(WHAT YOU ARE ASKED TO DO): Go through the entries below, tally each line with the string "button", and give the final number by itself.

[Stored dataset items]
---*---

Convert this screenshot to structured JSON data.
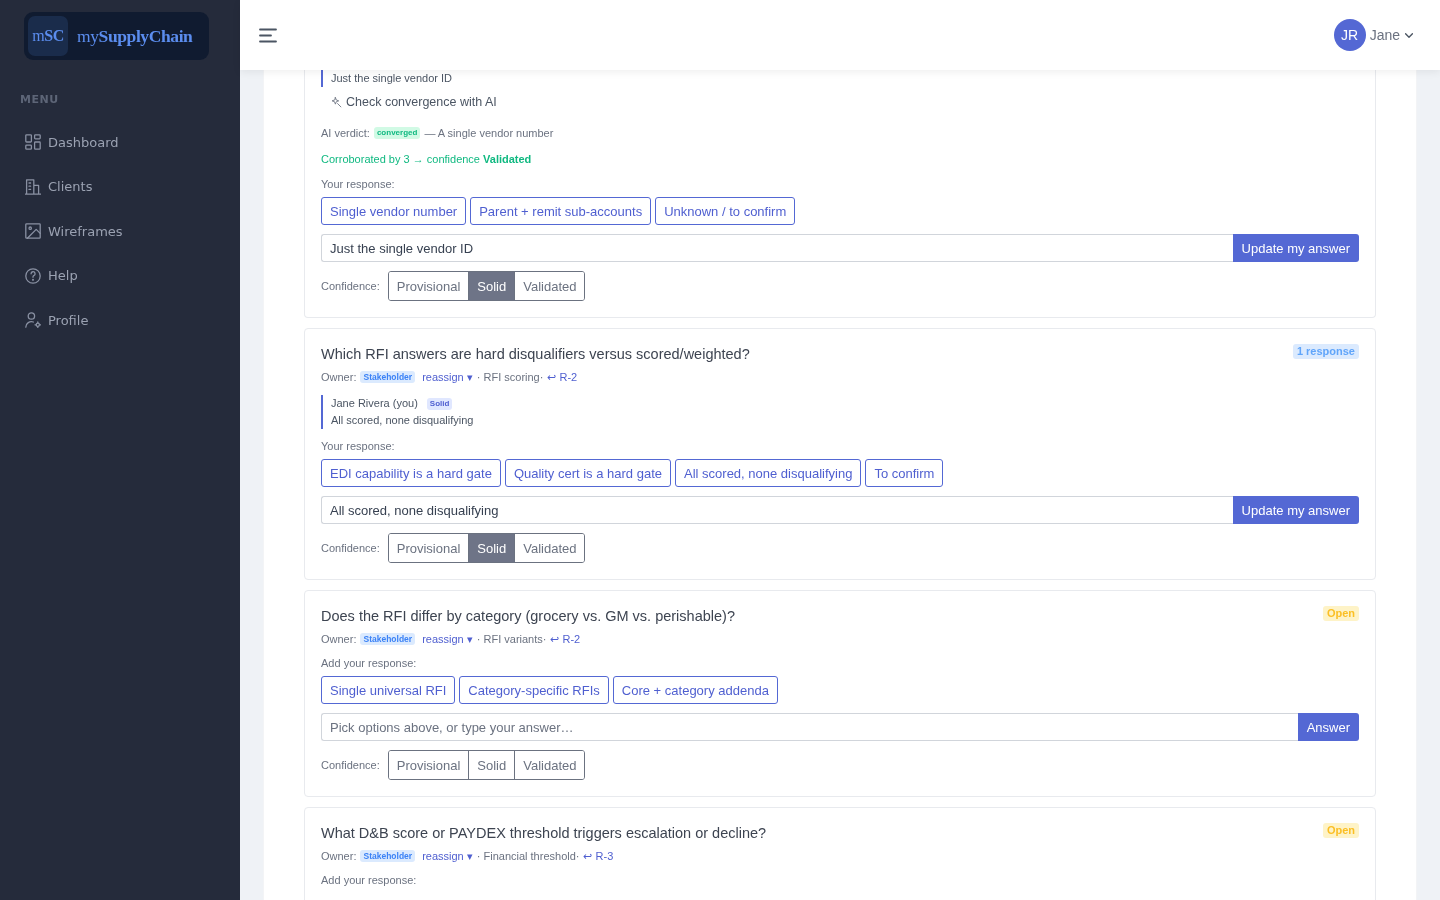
{
  "sidebar": {
    "logo": {
      "mark": "m**SC**",
      "wordmark": "my**SupplyChain**"
    },
    "menu_heading": "MENU",
    "items": [
      {
        "label": "Dashboard",
        "selected": false
      },
      {
        "label": "Clients",
        "selected": false
      },
      {
        "label": "Wireframes",
        "selected": false
      },
      {
        "label": "Help",
        "selected": false
      },
      {
        "label": "Profile",
        "selected": false
      }
    ]
  },
  "header": {
    "user": {
      "initials": "JR",
      "name": "Jane"
    }
  },
  "questions": [
    {
      "responses": [
        {
          "text": "Just the single vendor ID"
        }
      ],
      "ai_check": {
        "button": "Check convergence with AI",
        "verdict_label": "AI verdict:",
        "verdict": "converged",
        "verdict_text": "— A single vendor number",
        "corroboration": "Corroborated by 3 → confidence **Validated**"
      },
      "response_label": "Your response:",
      "options": [
        "Single vendor number",
        "Parent + remit sub-accounts",
        "Unknown / to confirm"
      ],
      "answer": {
        "value": "Just the single vendor ID",
        "button": "Update my answer"
      },
      "confidence": {
        "label": "Confidence:",
        "levels": [
          {
            "label": "Provisional",
            "selected": false
          },
          {
            "label": "Solid",
            "selected": true
          },
          {
            "label": "Validated",
            "selected": false
          }
        ]
      }
    },
    {
      "title": "Which RFI answers are hard disqualifiers versus scored/weighted?",
      "status": {
        "kind": "answered",
        "label": "1 response"
      },
      "owner": {
        "label": "Owner:",
        "role": "Stakeholder",
        "reassign": "reassign ▾",
        "topic": "· RFI scoring·",
        "ref": "↩ R-2"
      },
      "responses": [
        {
          "author": "Jane Rivera (you)",
          "confidence": "Solid",
          "text": "All scored, none disqualifying"
        }
      ],
      "response_label": "Your response:",
      "options": [
        "EDI capability is a hard gate",
        "Quality cert is a hard gate",
        "All scored, none disqualifying",
        "To confirm"
      ],
      "answer": {
        "value": "All scored, none disqualifying",
        "button": "Update my answer"
      },
      "confidence": {
        "label": "Confidence:",
        "levels": [
          {
            "label": "Provisional",
            "selected": false
          },
          {
            "label": "Solid",
            "selected": true
          },
          {
            "label": "Validated",
            "selected": false
          }
        ]
      }
    },
    {
      "title": "Does the RFI differ by category (grocery vs. GM vs. perishable)?",
      "status": {
        "kind": "open",
        "label": "Open"
      },
      "owner": {
        "label": "Owner:",
        "role": "Stakeholder",
        "reassign": "reassign ▾",
        "topic": "· RFI variants·",
        "ref": "↩ R-2"
      },
      "response_label": "Add your response:",
      "options": [
        "Single universal RFI",
        "Category-specific RFIs",
        "Core + category addenda"
      ],
      "answer": {
        "placeholder": "Pick options above, or type your answer…",
        "button": "Answer"
      },
      "confidence": {
        "label": "Confidence:",
        "levels": [
          {
            "label": "Provisional",
            "selected": false
          },
          {
            "label": "Solid",
            "selected": false
          },
          {
            "label": "Validated",
            "selected": false
          }
        ]
      }
    },
    {
      "title": "What D&B score or PAYDEX threshold triggers escalation or decline?",
      "status": {
        "kind": "open",
        "label": "Open"
      },
      "owner": {
        "label": "Owner:",
        "role": "Stakeholder",
        "reassign": "reassign ▾",
        "topic": "· Financial threshold·",
        "ref": "↩ R-3"
      },
      "response_label": "Add your response:"
    }
  ]
}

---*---

(SOLVED PROBLEM): 4